by Chevy Stevens
Summary: They said she was a murderer.
They said she killed her sister.
But they lied.
As a teenager, Toni Murphy had a life full of typical adolescent complications: a boyfriend she adored, a younger sister she couldn’t relate to, a strained relationship with her parents, and classmates who seemed hell-bent on making her life miserable. Things weren’t easy, but Toni could never have predicted how horrific they would become until her younger sister was brutally murdered one summer night.
Toni and her boyfriend, Ryan, were convicted of the murder and sent to prison.
Now thirty-four, Toni is out on parole and back in her hometown, struggling to adjust to a new life on the outside. Prison changed her, hardened her, and she’s doing everything in her power to avoid violating her parole and going back. This means having absolutely no contact with Ryan, avoiding fellow parolees looking to pick fights, and steering clear of trouble in all its forms. But nothing is making that easy—not Ryan, who is convinced he can figure out the truth; not her mother, who doubts Toni’s innocence; and certainly not the group of women who made Toni’s life hell in high school and may have darker secrets than anyone realizes. No matter how hard she tries, ignoring her old life to start a new one is impossible. Before Toni can truly move on, she must risk everything to find out what really happened that night.

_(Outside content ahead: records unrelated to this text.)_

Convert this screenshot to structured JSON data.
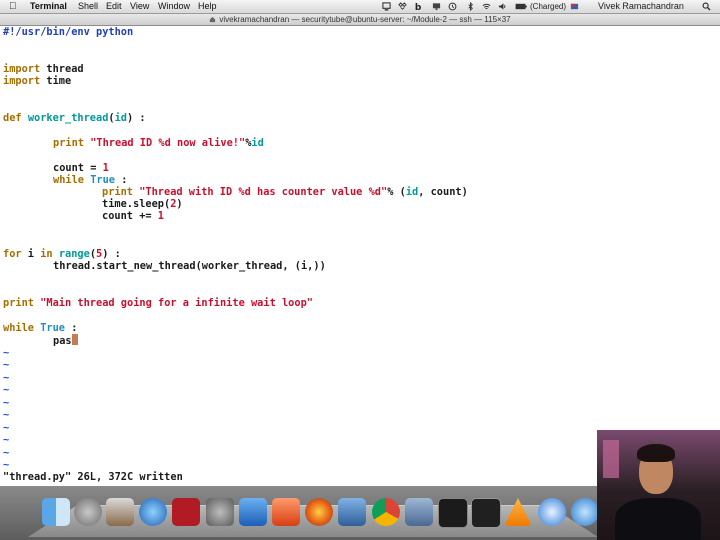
{
  "menubar": {
    "app": "Terminal",
    "items": [
      "Shell",
      "Edit",
      "View",
      "Window",
      "Help"
    ],
    "battery": "(Charged)",
    "user": "Vivek Ramachandran"
  },
  "window": {
    "title": "vivekramachandran — securitytube@ubuntu-server: ~/Module-2 — ssh — 115×37"
  },
  "code": {
    "l1": "#!/usr/bin/env python",
    "l4a": "import",
    "l4b": " thread",
    "l5a": "import",
    "l5b": " time",
    "l8a": "def",
    "l8b": " ",
    "l8c": "worker_thread",
    "l8d": "(",
    "l8e": "id",
    "l8f": ") :",
    "l10a": "print",
    "l10b": " ",
    "l10c": "\"Thread ID %d now alive!\"",
    "l10d": "%",
    "l10e": "id",
    "l12a": "count = ",
    "l12b": "1",
    "l13a": "while",
    "l13b": " ",
    "l13c": "True",
    "l13d": " :",
    "l14a": "print",
    "l14b": " ",
    "l14c": "\"Thread with ID %d has counter value %d\"",
    "l14d": "% (",
    "l14e": "id",
    "l14f": ", count)",
    "l15a": "time.sleep(",
    "l15b": "2",
    "l15c": ")",
    "l16a": "count += ",
    "l16b": "1",
    "l19a": "for",
    "l19b": " i ",
    "l19c": "in",
    "l19d": " ",
    "l19e": "range",
    "l19f": "(",
    "l19g": "5",
    "l19h": ") :",
    "l20": "thread.start_new_thread(worker_thread, (i,))",
    "l23a": "print",
    "l23b": " ",
    "l23c": "\"Main thread going for a infinite wait loop\"",
    "l25a": "while",
    "l25b": " ",
    "l25c": "True",
    "l25d": " :",
    "l26": "pas",
    "tilde": "~"
  },
  "vim_status": "\"thread.py\" 26L, 372C written",
  "dock": [
    "finder-icon",
    "launchpad-icon",
    "preview-icon",
    "itunes-icon",
    "photobooth-icon",
    "system-preferences-icon",
    "word-icon",
    "powerpoint-icon",
    "firefox-icon",
    "virtualbox-icon",
    "chrome-icon",
    "utility-icon",
    "terminal-icon",
    "display-icon",
    "vlc-icon",
    "safari-icon",
    "app-icon"
  ]
}
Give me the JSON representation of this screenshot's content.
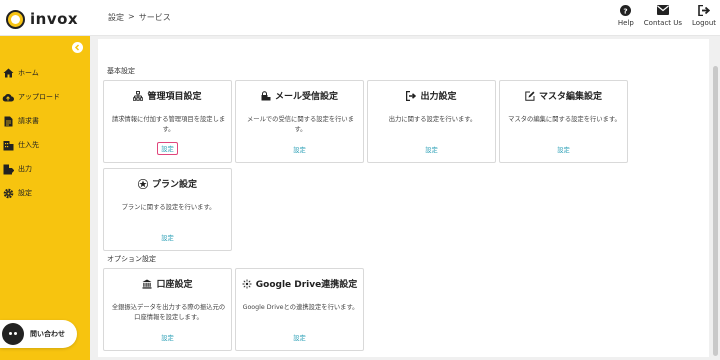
{
  "header": {
    "logo_text": "invox",
    "breadcrumb": [
      "設定",
      ">",
      "サービス"
    ],
    "actions": [
      {
        "name": "help-button",
        "icon": "question-circle-icon",
        "label": "Help"
      },
      {
        "name": "contact-button",
        "icon": "envelope-icon",
        "label": "Contact Us"
      },
      {
        "name": "logout-button",
        "icon": "sign-out-icon",
        "label": "Logout"
      }
    ]
  },
  "sidebar": {
    "items": [
      {
        "icon": "home-icon",
        "label": "ホーム"
      },
      {
        "icon": "cloud-upload-icon",
        "label": "アップロード"
      },
      {
        "icon": "document-icon",
        "label": "請求書"
      },
      {
        "icon": "building-icon",
        "label": "仕入先"
      },
      {
        "icon": "export-icon",
        "label": "出力"
      },
      {
        "icon": "gear-icon",
        "label": "設定"
      }
    ],
    "chat_label": "問い合わせ"
  },
  "sections": {
    "basic": {
      "title": "基本設定",
      "cards": [
        {
          "icon": "sitemap-icon",
          "title": "管理項目設定",
          "desc": "請求情報に付加する管理項目を設定しま\nす。",
          "link": "設定"
        },
        {
          "icon": "mail-lock-icon",
          "title": "メール受信設定",
          "desc": "メールでの受信に関する設定を行いま\nす。",
          "link": "設定"
        },
        {
          "icon": "sign-out-icon",
          "title": "出力設定",
          "desc": "出力に関する設定を行います。",
          "link": "設定"
        },
        {
          "icon": "edit-icon",
          "title": "マスタ編集設定",
          "desc": "マスタの編集に関する設定を行います。",
          "link": "設定"
        },
        {
          "icon": "star-icon",
          "title": "プラン設定",
          "desc": "プランに関する設定を行います。",
          "link": "設定"
        }
      ]
    },
    "options": {
      "title": "オプション設定",
      "cards": [
        {
          "icon": "bank-icon",
          "title": "口座設定",
          "desc": "全銀振込データを出力する際の振込元の\n口座情報を設定します。",
          "link": "設定"
        },
        {
          "icon": "google-drive-icon",
          "title": "Google Drive連携設定",
          "desc": "Google Driveとの連携設定を行います。",
          "link": "設定"
        }
      ]
    }
  },
  "colors": {
    "accent": "#f7c40f",
    "link": "#2a9fb6",
    "highlight": "#e0467c"
  }
}
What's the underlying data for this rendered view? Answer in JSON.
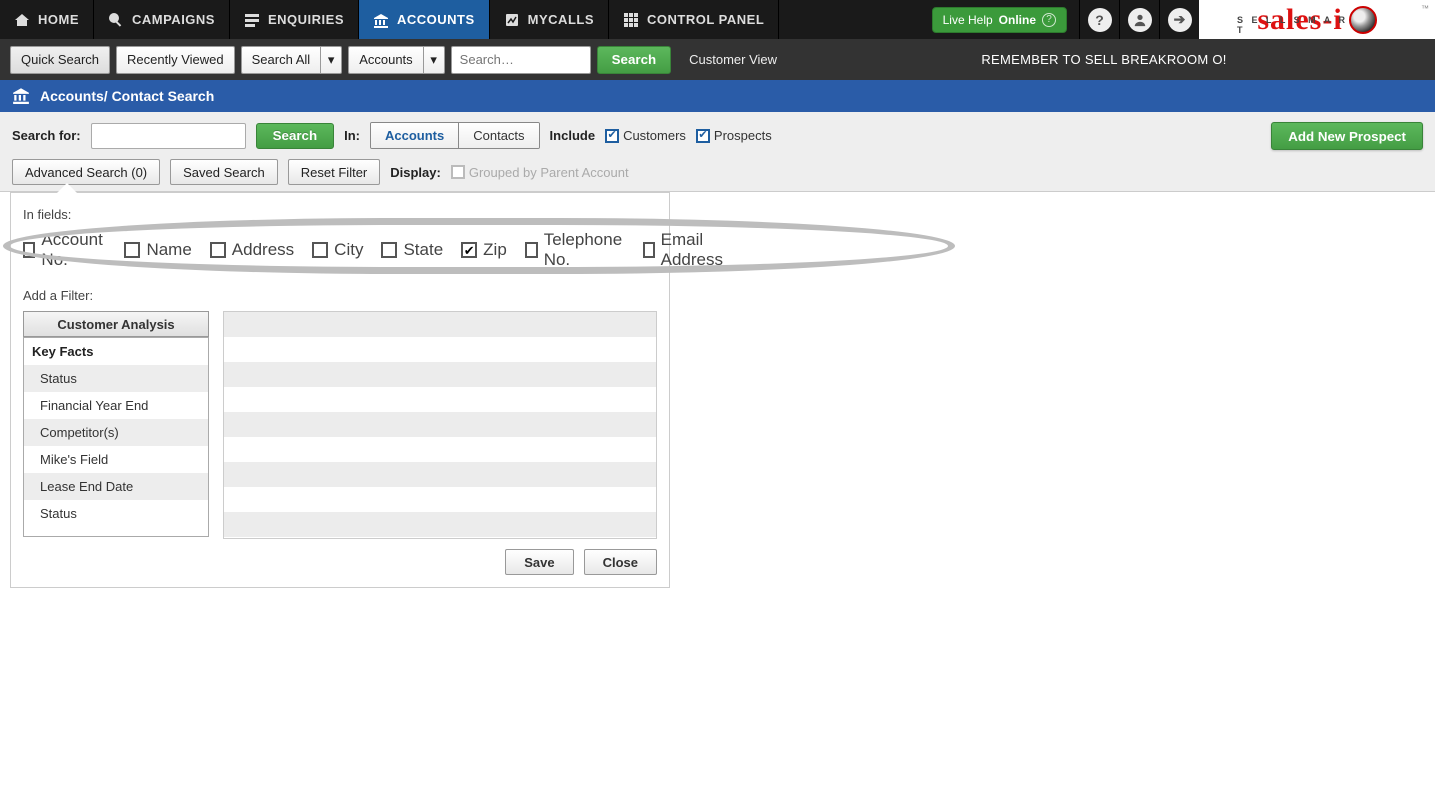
{
  "nav": {
    "items": [
      {
        "label": "HOME",
        "icon": "home"
      },
      {
        "label": "CAMPAIGNS",
        "icon": "campaign"
      },
      {
        "label": "ENQUIRIES",
        "icon": "enquiry"
      },
      {
        "label": "ACCOUNTS",
        "icon": "bank",
        "active": true
      },
      {
        "label": "MYCALLS",
        "icon": "calls"
      },
      {
        "label": "CONTROL PANEL",
        "icon": "grid"
      }
    ],
    "live_help_prefix": "Live Help ",
    "live_help_status": "Online"
  },
  "logo": {
    "brand": "sales-i",
    "tag": "S E L L   S M A R T",
    "tm": "™"
  },
  "quickbar": {
    "quick_search": "Quick Search",
    "recently_viewed": "Recently Viewed",
    "search_all": "Search All",
    "accounts": "Accounts",
    "placeholder": "Search…",
    "search_btn": "Search",
    "customer_view": "Customer View",
    "marquee": "REMEMBER TO SELL BREAKROOM O!"
  },
  "page_header": "Accounts/ Contact Search",
  "panel": {
    "search_for": "Search for:",
    "search_btn": "Search",
    "in": "In:",
    "tab_accounts": "Accounts",
    "tab_contacts": "Contacts",
    "include": "Include",
    "customers": "Customers",
    "prospects": "Prospects",
    "advanced": "Advanced Search (0)",
    "saved": "Saved Search",
    "reset": "Reset Filter",
    "display": "Display:",
    "grouped": "Grouped by Parent Account",
    "add_prospect": "Add New Prospect"
  },
  "adv": {
    "in_fields": "In fields:",
    "fields": [
      {
        "label": "Account No.",
        "checked": false
      },
      {
        "label": "Name",
        "checked": false
      },
      {
        "label": "Address",
        "checked": false
      },
      {
        "label": "City",
        "checked": false
      },
      {
        "label": "State",
        "checked": false
      },
      {
        "label": "Zip",
        "checked": true
      },
      {
        "label": "Telephone No.",
        "checked": false
      },
      {
        "label": "Email Address",
        "checked": false
      }
    ],
    "add_filter": "Add a Filter:",
    "customer_analysis": "Customer Analysis",
    "key_facts_header": "Key Facts",
    "key_facts": [
      "Status",
      "Financial Year End",
      "Competitor(s)",
      "Mike's Field",
      "Lease End Date",
      "Status"
    ],
    "save": "Save",
    "close": "Close"
  }
}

But the truth might be the most terrifying thing of all.
Source: I purchased a paperback
I picked up That Night on a whim because I noticed that it wasn’t written to a psychologist and it wasn’t ABOUT said psychologist, which led to believe this would be a little more unique than her other books, but still a compelling contemporary mystery. And it was.
That Night was about an event that ended up sending Toni and her high school boyfriend, Ryan, to prison for the murder of her sister. It bounced back and forth between time frames: before that night, Toni in prison, Toni on parole (the present), and the small sliver of time after the murder and before Toni was put away. We kept getting the pieces and Toni’s point of view throughout all of the various times.

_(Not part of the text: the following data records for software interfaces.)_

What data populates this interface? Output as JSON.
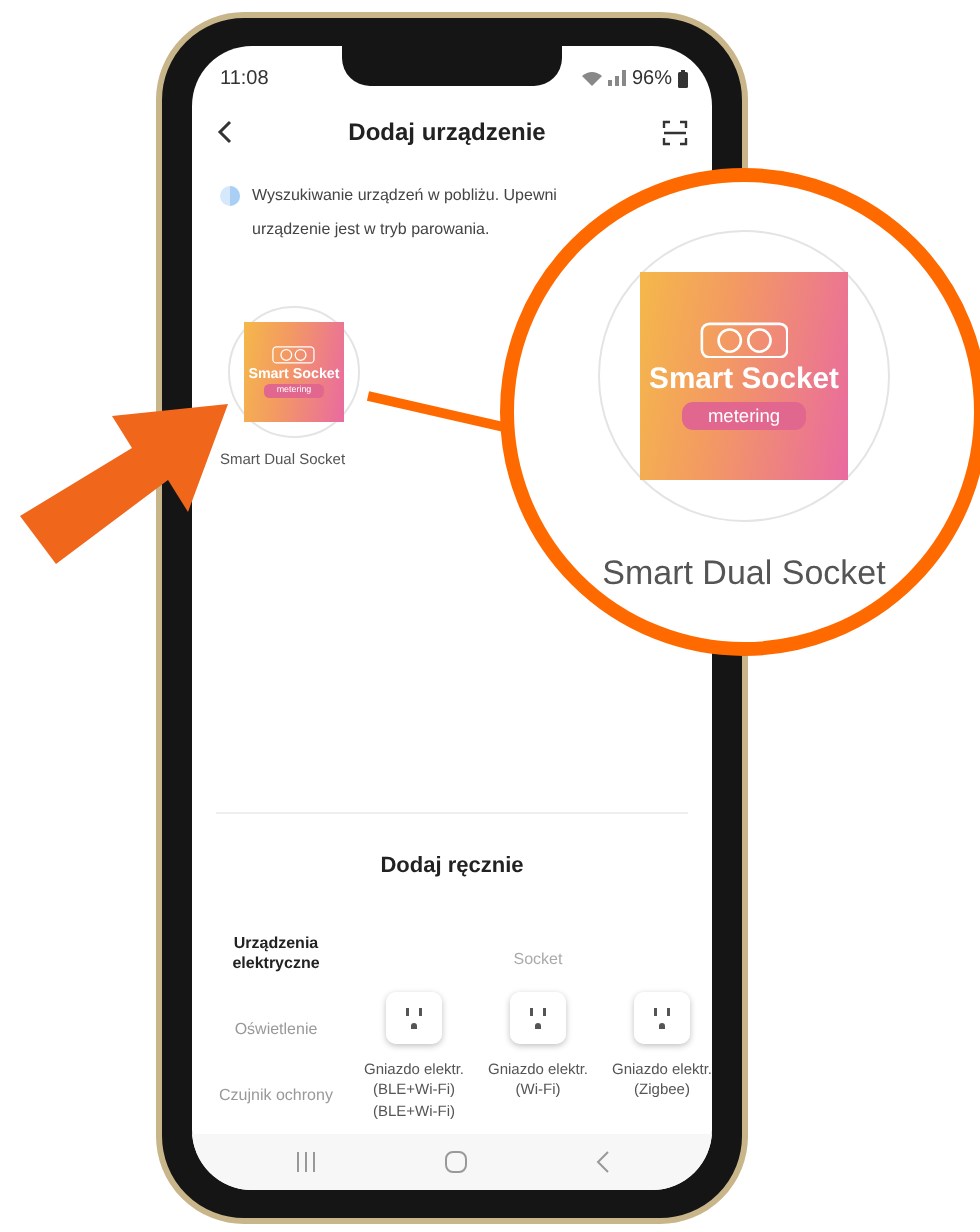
{
  "status_bar": {
    "time": "11:08",
    "battery": "96%"
  },
  "header": {
    "title": "Dodaj urządzenie"
  },
  "scanning": {
    "lines": [
      "Wyszukiwanie urządzeń w pobliżu. Upewni",
      "urządzenie jest w tryb parowania."
    ]
  },
  "found_devices": [
    {
      "name": "Smart Dual Socket",
      "image": {
        "title": "Smart Socket",
        "badge": "metering"
      }
    }
  ],
  "callout": {
    "name": "Smart Dual Socket",
    "image": {
      "title": "Smart Socket",
      "badge": "metering"
    }
  },
  "manual": {
    "title": "Dodaj ręcznie",
    "categories": [
      {
        "label": "Urządzenia elektryczne",
        "selected": true
      },
      {
        "label": "Oświetlenie",
        "selected": false
      },
      {
        "label": "Czujnik ochrony",
        "selected": false
      }
    ],
    "group_title": "Socket",
    "devices": [
      {
        "name": "Gniazdo elektr. (BLE+Wi-Fi) (BLE+Wi-Fi)"
      },
      {
        "name": "Gniazdo elektr. (Wi-Fi)"
      },
      {
        "name": "Gniazdo elektr. (Zigbee)"
      }
    ]
  }
}
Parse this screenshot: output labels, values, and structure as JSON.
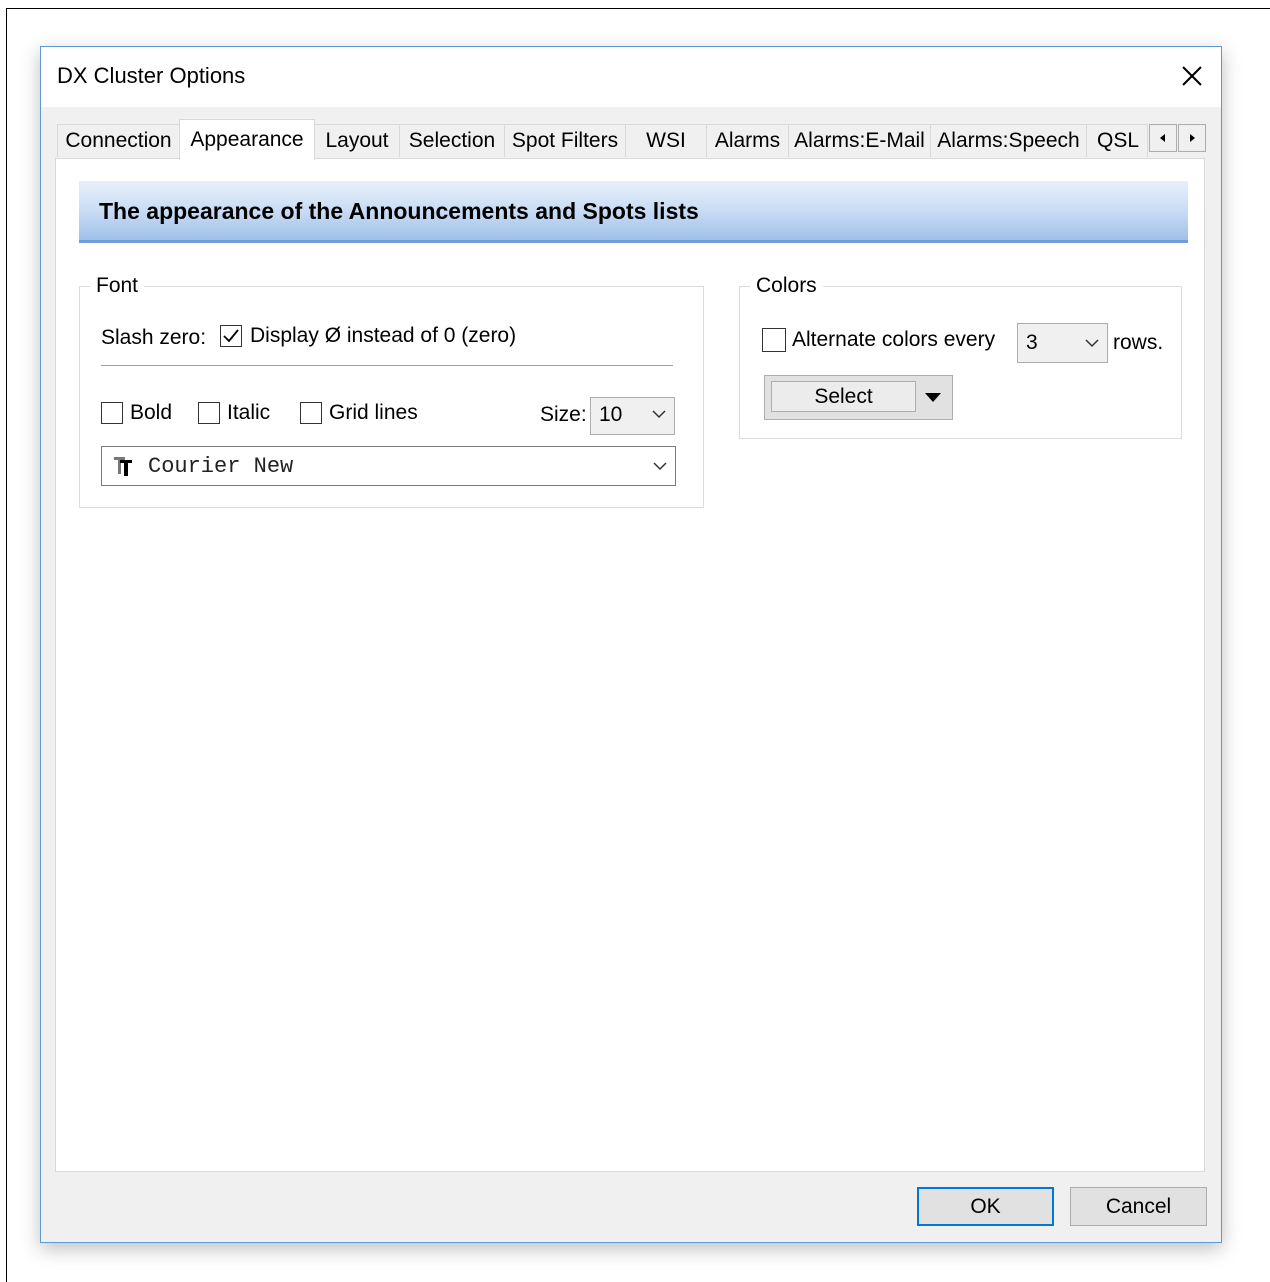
{
  "window": {
    "title": "DX Cluster Options"
  },
  "tabs": [
    {
      "label": "Connection"
    },
    {
      "label": "Appearance"
    },
    {
      "label": "Layout"
    },
    {
      "label": "Selection"
    },
    {
      "label": "Spot Filters"
    },
    {
      "label": "WSI"
    },
    {
      "label": "Alarms"
    },
    {
      "label": "Alarms:E-Mail"
    },
    {
      "label": "Alarms:Speech"
    },
    {
      "label": "QSL"
    }
  ],
  "active_tab": "Appearance",
  "banner": {
    "text": "The appearance of the Announcements and Spots lists"
  },
  "font_group": {
    "legend": "Font",
    "slash_zero_label": "Slash zero:",
    "slash_zero_checkbox": {
      "label": "Display Ø instead of 0 (zero)",
      "checked": true
    },
    "bold": {
      "label": "Bold",
      "checked": false
    },
    "italic": {
      "label": "Italic",
      "checked": false
    },
    "grid_lines": {
      "label": "Grid lines",
      "checked": false
    },
    "size_label": "Size:",
    "size_value": "10",
    "font_name": "Courier New"
  },
  "colors_group": {
    "legend": "Colors",
    "alternate": {
      "label": "Alternate colors every",
      "checked": false
    },
    "rows_value": "3",
    "rows_suffix": "rows.",
    "select_button": "Select"
  },
  "buttons": {
    "ok": "OK",
    "cancel": "Cancel"
  },
  "colors": {
    "accent": "#0078d7",
    "banner_top": "#e8f0fb",
    "banner_bottom": "#9fc0ea",
    "dialog_border": "#5b9bd5"
  }
}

I’m a bit conflicted because I tore through the book quickly. I wanted to see what happened and the agony was killing me. Which is great, right? But the book was LONG. And even though a lot of what I got was important to the building up of the characters, the setting, and Toni’s motives, there was no reason it should have been so long and drawn out. My head was screaming JUST TELL ME WHAT REALLY HAPPENED, OMG! Tension and anticipation is great, but the author really overdid it with this book and it got to be too much.
It was obvious Toni didn’t kill her sister. I knew that from the beginning. I knew she was somehow framed and I knew who lied, but not necessarily what the truth was. I knew I was supposed to feel for Toni and her circumstances because somehow, she was labeled as troubled and it was so easy for her to just walk right into it. But I got so much of Toni that I started to nitpick.
As a teenager, Toni was a troublemaker. She smoked pot, she dated a bad boy she loved with all of her heart, she copped an attitude, and her parents blamed a lot on her. Her sister was always good, got good grades, stayed out of trouble, and was generally opposite. But Nicole started to slip a little bit. Toni noticed this. Here’s the thing, though. It was only when Toni was being confronted by her parents for something that she’d ever really bring up how weird Nicole was acting. It seemed like such a conspiracy.. How could they just blame Toni for things Nicole was doing? But Toni lied ALL THE TIME about what she did, so it just looked like she was trying to shift the blame. She never once approached her parents on a normal day to talk about Nicole. It was maddening because the reader knew what Toni did and didn’t actually do, but she dug that hole herself so many times by being the girl who cried wolf and lied too much to be believed. I mean, her mom was kind of awful, but Toni only made it worse.
Adult Toni didn’t grow up at all, which I think is kind of the point because people don’t grow in prison where the rules for survival are based on dominance and distrust of authority. She stayed the same way, always lying and walking into trouble without seeming to know why. When inmates caused her problems, she either tried to stay under the radar or she got into a fight because it’s not a thing to alert authorities to problems or you’re known as a rat. It did not help someone like Toni. When she got out, she was once again put into situations where she didn’t alert her parole officer, boss, ANYONE about stuff until after it bit her in the butt and made her look bad. Meanwhile, the reader knew that she was being set up, people were lying, and that Toni did nothing wrong. But she just didn’t handle her situation like adults would and constantly ending up walking right into trouble.
Eventually, at the very freaking end, we were able to unearth what actually happened the night Nicole died. It seemed like she was making some progress at being an adult, too, which was good, but it took her ages.
I liked the book and the story, but it was also incredibly frustrating. It was maddening to watch Toni walk herself blindly into trouble. It was agonizing to wait forever for any kind of closure as to what happened. But the story was great, with compelling characters and a nice twist, so I can’t knock it completely. It’s worth the read if you can prepare yourself to read Toni’s point of view.